Sep 13 2010
Let me get this out in the clear first. I love the Pathfinder RPG Advanced Players Guide! (If I like it SO much I should do a proper review of it, but I digress.) A an avid Pathfinder RPG fan I was thrilled to get the book, among all the goodies like new feats, spells, rules for existing races and classes, I must admit that the concept of new classes tickled my fancy the most. I know I’m not alone! In my regular weekly campaign three new players had to create new characters and all three went for the flavor of the month and created characters from the Advanced Players Guide.

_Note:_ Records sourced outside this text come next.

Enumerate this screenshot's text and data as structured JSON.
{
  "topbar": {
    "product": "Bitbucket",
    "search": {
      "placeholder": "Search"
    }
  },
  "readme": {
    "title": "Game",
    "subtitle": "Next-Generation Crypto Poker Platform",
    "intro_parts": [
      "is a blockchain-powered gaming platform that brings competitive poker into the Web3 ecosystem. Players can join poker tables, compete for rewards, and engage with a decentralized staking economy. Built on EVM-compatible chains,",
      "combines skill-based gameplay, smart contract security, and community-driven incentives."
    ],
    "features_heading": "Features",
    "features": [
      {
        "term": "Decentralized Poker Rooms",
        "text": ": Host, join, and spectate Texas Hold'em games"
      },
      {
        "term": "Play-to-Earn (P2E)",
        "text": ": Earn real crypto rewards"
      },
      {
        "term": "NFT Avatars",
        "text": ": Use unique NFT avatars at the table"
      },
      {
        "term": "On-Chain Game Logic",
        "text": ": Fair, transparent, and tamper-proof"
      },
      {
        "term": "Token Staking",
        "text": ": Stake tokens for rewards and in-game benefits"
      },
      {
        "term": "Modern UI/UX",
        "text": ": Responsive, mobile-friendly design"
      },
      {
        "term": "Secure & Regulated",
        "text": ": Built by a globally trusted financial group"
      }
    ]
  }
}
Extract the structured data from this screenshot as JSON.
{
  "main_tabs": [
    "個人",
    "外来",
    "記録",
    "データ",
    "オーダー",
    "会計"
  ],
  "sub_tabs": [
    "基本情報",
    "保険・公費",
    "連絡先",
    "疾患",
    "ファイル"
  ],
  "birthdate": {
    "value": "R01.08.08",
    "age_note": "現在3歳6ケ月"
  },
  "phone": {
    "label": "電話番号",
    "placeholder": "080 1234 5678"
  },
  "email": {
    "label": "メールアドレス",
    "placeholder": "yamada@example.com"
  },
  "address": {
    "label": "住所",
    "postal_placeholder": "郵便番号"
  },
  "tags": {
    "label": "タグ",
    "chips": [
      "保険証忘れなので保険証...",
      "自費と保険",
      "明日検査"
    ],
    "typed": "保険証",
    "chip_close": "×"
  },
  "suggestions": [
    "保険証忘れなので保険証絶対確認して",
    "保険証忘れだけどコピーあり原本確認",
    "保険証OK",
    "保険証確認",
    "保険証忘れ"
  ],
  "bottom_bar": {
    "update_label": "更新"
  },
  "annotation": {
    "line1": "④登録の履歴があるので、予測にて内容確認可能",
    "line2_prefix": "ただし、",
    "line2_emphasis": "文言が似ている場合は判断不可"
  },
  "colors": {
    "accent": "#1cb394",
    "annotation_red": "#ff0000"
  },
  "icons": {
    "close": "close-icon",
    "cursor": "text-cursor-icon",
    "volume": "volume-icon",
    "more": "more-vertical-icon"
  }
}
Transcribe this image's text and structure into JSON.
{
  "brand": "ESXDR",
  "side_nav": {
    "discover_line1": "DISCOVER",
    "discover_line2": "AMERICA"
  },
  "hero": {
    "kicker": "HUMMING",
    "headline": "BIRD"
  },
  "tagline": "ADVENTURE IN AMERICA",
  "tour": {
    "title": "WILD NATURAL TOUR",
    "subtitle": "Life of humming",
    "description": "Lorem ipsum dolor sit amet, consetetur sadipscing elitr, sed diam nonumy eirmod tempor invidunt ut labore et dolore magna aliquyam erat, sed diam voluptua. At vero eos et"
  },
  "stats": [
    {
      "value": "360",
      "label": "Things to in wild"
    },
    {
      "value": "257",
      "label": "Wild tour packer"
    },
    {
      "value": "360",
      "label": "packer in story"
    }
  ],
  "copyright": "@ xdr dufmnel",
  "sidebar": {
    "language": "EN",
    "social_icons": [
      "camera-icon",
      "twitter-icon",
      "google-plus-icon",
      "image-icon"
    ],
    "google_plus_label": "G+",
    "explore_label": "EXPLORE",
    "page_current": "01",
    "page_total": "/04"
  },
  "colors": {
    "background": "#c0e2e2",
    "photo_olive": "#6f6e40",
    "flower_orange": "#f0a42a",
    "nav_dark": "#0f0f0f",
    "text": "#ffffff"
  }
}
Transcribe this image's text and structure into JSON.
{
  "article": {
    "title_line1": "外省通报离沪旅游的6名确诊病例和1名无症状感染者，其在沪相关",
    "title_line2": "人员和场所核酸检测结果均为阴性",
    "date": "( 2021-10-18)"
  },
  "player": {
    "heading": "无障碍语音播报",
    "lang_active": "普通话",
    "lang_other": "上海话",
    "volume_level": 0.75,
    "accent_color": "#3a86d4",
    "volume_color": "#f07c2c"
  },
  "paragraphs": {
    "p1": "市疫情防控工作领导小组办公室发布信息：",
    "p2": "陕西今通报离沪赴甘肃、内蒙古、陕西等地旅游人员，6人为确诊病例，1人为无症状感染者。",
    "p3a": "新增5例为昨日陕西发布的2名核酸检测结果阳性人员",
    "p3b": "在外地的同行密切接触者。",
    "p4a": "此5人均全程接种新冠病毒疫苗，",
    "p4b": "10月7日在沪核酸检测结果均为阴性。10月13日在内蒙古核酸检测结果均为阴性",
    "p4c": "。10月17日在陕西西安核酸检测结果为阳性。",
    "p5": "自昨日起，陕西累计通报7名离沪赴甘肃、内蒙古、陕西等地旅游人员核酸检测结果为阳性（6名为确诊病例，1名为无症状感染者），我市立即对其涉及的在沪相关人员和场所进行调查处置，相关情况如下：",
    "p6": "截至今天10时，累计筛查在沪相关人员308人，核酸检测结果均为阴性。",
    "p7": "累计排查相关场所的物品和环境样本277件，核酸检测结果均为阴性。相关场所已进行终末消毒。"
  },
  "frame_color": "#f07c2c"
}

While the book includes rules for these new classes, some of my players expressed their concern about what new crunch would be available for the new classes. After all we have well over a decade’s worth of material for the base classes that can be converted, but I understand the concern, will there be new toys to play with for the new classes? Well fret no more, the excellent folk at Open Design come to our rescue.
I received a review copy of the PDF for Advanced Feats: Secrets of the Alchemist, the first in a monthly series of products supporting the classes in the Advanced Players Guide. This first installment is dedicated to the Alchemist. This is a very interesting class; it combines bomb throwing with potion like spell effects and character buffing mutagens. Upon first reading about the class it gave me a Final Fantasy vibe. I can’t quiet place my finger on why but it just evoked that memory of playing the game all those years ago.
This installment’s author (I have no idea if he will write future supplements in the series) Sigfried Trent puts his experiences as the editor in chief of the Netbook of Feats to good use and provides 30 new feats for the Alchemist. But the book also includes a breakdown of the class and a couple of character builds that flesh out the possibilities inherent in the class.
Let’s discuss the larger portion of the book first, feats. Love them or hate them, feats are an integral part of the D&D 3rd edition experience and by extension of the Pathfinder RPG. They differentiate characters, make them unique and create new tactical opportunities in the game. I must say I love the feats in the book. They are clearly well designed, taking into account the strengths of the class and add new options without being overpowering. The inclusion of commentary explaining rule decisions and expounding on the feat’s application are a great addition. This along with boxed text about some feats shows the care taken when creating these feats.
There are some no brainers here, like feats making it easier and quicker for Alchemists to get to their potions, extracts and mutagens and drinking them. There are some true gems here, like the feat for creating wondrous creatures, and others that enhance the role playing aspect of the “mad scientist, while at the same time having a concrete game effect. There are some feats here that may even be useful to non-alchemists, and an attempt at creating feats that will allow a character to wield larger sized weapons efficiently, Lighten Weapon and Improved Lighten Weapon. I’m not sure if I agree with the implementation. I can see the logic behind it but I may need to try it out at the table and see.
I also wasn’t thrilled with the wood like background on the cover and the border of the page, it looked amateurish. Other than that the layout of the book is clear and functional, the only art is in the cover and a piece of what looks like stock clip art on the next to last page.
Don’t let those gripes mislead you. I found all the feats in the book useful; they work especially well with the three builds at the end of the book, very flavorful. The builds are very good and show very well how different race and feat choices create diverse, effective and exciting versions of the same class.
The examination of the class that opens the book serves as a good overview to set the tone and review its capabilities, a little simple but effective. This book lives up to the hype of being more than just a collection of feats. In its short 12 pages, 9 of them actual rules, the author manages to add depth and options to the class that will add months, if not years, of gaming opportunities for the Alchemist class.
For $3.95, you can’t go wrong with this book. I heartily recommend it and look forward to the next installments.